Abstract—Restricting exposure to hazardous materials and epidemics is a primary step in reducing health concerns of the public. Radon and its progeny are known potential indoor air pollutants causing higher risk of lung cancer through chronic exposure. There is no known threshold concentration below which radon exposure presents no risk. Even at low concentrations, radon can result in an increase in the risk of lung cancer. We have made a preliminary study on the levels of indoor radon and thoron concentrations in selected populated locations in the city of Lae in Papua New Guinea using both active and passive methods of measurement. The basic source term of indoor radon, the flux from the soil air has also been determined. The overall average indoor activity of radon gas was 13.4 3 ± Bq m-3, that for thoron was 2.5±1.1 Bq m-3 and the annual average inhalation dose was 0.25±0.12 mSv. The radon flux from soil air was found to be 12.7 Bq m-2 h-1. The concentrations of radon and thoron progeny and their equilibrium factor were also determined. It is found that the dwellings have lower levels of radon as compared with the dwellings in many other regions of the world.
Index Terms—Radon, thoron, soil radon, inhalation dose.
The authors are with the Department of Applied Physics, PNG University of Technology, Lae, Morobe-411, Papua New Guinea (e-mail: firstname.lastname@example.org).

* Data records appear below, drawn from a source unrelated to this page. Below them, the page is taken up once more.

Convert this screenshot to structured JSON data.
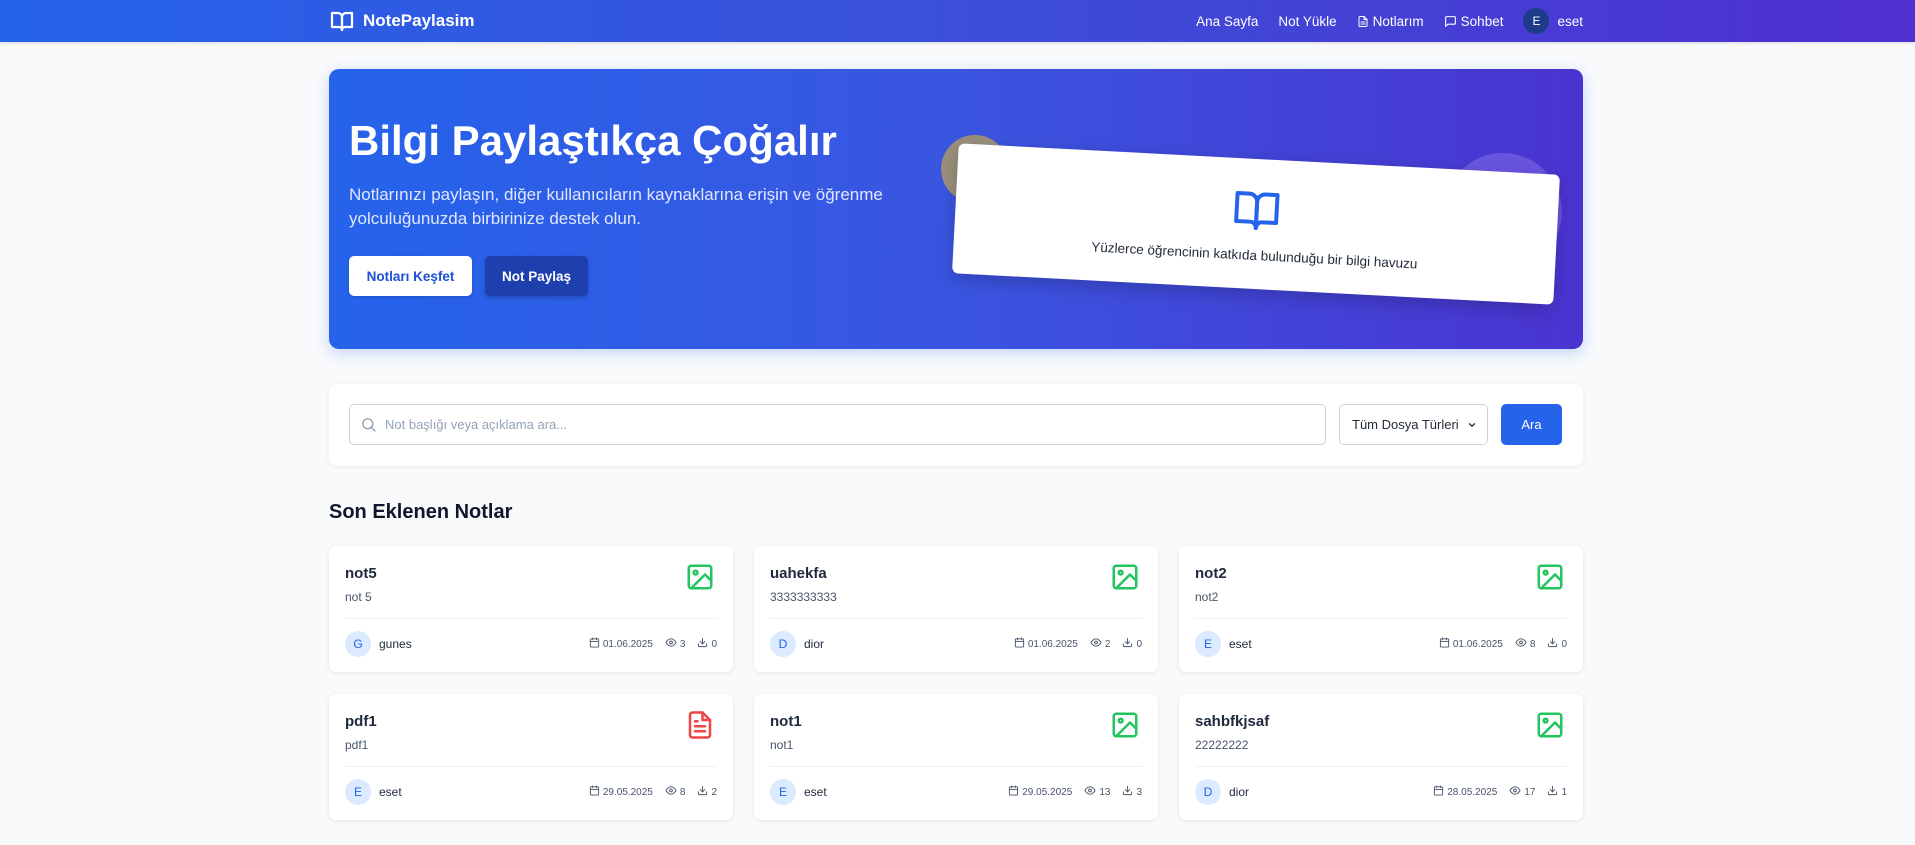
{
  "navbar": {
    "brand": "NotePaylasim",
    "links": {
      "home": "Ana Sayfa",
      "upload": "Not Yükle",
      "my_notes": "Notlarım",
      "chat": "Sohbet"
    },
    "user": {
      "initial": "E",
      "name": "eset"
    }
  },
  "hero": {
    "title": "Bilgi Paylaştıkça Çoğalır",
    "subtitle": "Notlarınızı paylaşın, diğer kullanıcıların kaynaklarına erişin ve öğrenme yolculuğunuzda birbirinize destek olun.",
    "explore_label": "Notları Keşfet",
    "share_label": "Not Paylaş",
    "card_text": "Yüzlerce öğrencinin katkıda bulunduğu bir bilgi havuzu"
  },
  "search": {
    "placeholder": "Not başlığı veya açıklama ara...",
    "type_selected": "Tüm Dosya Türleri",
    "button_label": "Ara"
  },
  "notes_section": {
    "title": "Son Eklenen Notlar",
    "notes": [
      {
        "title": "not5",
        "description": "not 5",
        "icon": "image-icon",
        "author_initial": "G",
        "author": "gunes",
        "date": "01.06.2025",
        "views": "3",
        "downloads": "0"
      },
      {
        "title": "uahekfa",
        "description": "3333333333",
        "icon": "image-icon",
        "author_initial": "D",
        "author": "dior",
        "date": "01.06.2025",
        "views": "2",
        "downloads": "0"
      },
      {
        "title": "not2",
        "description": "not2",
        "icon": "image-icon",
        "author_initial": "E",
        "author": "eset",
        "date": "01.06.2025",
        "views": "8",
        "downloads": "0"
      },
      {
        "title": "pdf1",
        "description": "pdf1",
        "icon": "pdf-icon",
        "author_initial": "E",
        "author": "eset",
        "date": "29.05.2025",
        "views": "8",
        "downloads": "2"
      },
      {
        "title": "not1",
        "description": "not1",
        "icon": "image-icon",
        "author_initial": "E",
        "author": "eset",
        "date": "29.05.2025",
        "views": "13",
        "downloads": "3"
      },
      {
        "title": "sahbfkjsaf",
        "description": "22222222",
        "icon": "image-icon",
        "author_initial": "D",
        "author": "dior",
        "date": "28.05.2025",
        "views": "17",
        "downloads": "1"
      }
    ]
  },
  "colors": {
    "primary": "#2563eb",
    "image_icon": "#22c55e",
    "pdf_icon": "#ef4444",
    "hero_end": "#4a34d0"
  }
}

Cite: P. J. Jojo, Philip Epemu Victor, F. B. Pereira, and Gabriel Anduwan, "Radon in Dwellings of Papua New Guinea: Observations of a Preliminary Study," International Journal of Environmental Science and Development vol. 10, no. 6, pp. 188-192, 2019.